- Task directions
What is the number of lines in these entries that contain "journal"? State it alone.

##### Records for this task

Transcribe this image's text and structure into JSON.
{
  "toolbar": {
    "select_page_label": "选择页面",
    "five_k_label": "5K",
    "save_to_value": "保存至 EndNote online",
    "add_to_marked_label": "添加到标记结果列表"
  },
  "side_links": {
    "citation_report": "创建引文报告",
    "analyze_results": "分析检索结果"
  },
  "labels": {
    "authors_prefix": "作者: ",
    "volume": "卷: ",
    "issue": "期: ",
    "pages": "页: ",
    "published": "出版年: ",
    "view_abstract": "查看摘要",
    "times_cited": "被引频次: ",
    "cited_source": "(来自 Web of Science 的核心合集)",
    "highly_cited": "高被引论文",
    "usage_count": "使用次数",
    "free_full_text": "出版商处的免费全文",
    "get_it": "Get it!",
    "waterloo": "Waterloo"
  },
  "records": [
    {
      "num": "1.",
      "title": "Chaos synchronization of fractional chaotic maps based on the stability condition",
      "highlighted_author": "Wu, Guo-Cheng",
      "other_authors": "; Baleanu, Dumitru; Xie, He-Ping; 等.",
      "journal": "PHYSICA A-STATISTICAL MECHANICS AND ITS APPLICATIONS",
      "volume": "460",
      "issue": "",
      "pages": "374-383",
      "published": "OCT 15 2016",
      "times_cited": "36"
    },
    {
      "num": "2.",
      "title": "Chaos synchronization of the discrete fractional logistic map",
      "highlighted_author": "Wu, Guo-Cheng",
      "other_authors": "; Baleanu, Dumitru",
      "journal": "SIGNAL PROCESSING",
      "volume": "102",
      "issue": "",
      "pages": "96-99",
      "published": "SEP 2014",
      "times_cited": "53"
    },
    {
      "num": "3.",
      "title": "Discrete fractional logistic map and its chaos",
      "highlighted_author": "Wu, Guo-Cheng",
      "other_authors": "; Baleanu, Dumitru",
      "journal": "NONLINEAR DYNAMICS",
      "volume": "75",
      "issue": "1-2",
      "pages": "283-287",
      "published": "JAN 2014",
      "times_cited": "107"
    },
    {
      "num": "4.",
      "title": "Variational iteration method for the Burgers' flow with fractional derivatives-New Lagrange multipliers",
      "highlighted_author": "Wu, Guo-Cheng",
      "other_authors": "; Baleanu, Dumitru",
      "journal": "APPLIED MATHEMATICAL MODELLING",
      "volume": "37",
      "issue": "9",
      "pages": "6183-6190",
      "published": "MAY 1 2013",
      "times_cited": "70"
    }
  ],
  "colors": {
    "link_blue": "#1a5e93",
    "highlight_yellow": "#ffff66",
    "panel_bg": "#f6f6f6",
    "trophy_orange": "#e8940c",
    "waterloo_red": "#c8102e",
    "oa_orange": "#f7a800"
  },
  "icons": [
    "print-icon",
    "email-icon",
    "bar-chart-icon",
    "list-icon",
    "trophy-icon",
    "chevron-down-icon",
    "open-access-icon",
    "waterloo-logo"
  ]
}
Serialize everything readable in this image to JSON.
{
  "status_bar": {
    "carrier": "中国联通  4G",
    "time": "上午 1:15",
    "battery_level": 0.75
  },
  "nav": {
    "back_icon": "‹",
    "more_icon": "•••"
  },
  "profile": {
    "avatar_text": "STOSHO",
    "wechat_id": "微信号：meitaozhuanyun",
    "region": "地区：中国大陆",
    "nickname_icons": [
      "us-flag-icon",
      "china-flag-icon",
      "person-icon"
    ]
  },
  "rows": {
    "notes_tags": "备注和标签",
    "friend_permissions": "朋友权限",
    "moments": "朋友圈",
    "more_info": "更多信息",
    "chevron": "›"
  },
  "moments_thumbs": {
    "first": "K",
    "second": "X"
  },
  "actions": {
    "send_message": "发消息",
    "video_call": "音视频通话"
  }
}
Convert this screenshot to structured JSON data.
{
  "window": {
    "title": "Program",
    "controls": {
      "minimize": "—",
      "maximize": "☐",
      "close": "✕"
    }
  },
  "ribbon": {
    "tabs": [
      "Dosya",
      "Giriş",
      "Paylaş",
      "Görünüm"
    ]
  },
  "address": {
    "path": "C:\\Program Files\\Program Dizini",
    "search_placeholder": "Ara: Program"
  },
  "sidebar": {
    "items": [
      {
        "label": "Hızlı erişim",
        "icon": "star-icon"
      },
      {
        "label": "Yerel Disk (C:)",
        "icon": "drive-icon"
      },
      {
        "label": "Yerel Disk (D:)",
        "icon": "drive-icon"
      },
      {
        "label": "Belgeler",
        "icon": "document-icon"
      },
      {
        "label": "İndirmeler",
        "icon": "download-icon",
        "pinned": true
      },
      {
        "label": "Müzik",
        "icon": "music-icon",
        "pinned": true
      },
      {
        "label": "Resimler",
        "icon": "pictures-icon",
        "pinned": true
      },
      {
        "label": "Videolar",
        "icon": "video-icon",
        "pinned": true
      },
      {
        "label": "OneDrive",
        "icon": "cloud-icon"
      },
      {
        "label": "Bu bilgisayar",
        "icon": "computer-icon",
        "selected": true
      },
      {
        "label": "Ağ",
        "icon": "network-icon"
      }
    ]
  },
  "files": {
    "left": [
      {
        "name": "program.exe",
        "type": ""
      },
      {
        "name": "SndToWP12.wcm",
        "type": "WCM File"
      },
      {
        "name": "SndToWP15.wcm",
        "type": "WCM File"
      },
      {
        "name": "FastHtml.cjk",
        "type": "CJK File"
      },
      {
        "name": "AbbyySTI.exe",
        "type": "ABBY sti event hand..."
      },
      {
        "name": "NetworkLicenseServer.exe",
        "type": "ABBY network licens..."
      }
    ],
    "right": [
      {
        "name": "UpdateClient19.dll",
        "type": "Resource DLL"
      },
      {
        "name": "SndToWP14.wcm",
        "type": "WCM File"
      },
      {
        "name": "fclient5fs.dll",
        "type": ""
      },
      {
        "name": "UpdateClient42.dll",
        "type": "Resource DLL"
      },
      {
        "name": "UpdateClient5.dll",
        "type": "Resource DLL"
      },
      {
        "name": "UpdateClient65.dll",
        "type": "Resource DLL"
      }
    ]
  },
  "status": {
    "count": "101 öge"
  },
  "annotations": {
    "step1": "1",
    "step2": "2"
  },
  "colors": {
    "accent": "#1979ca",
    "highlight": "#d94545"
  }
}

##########

- Answer section
4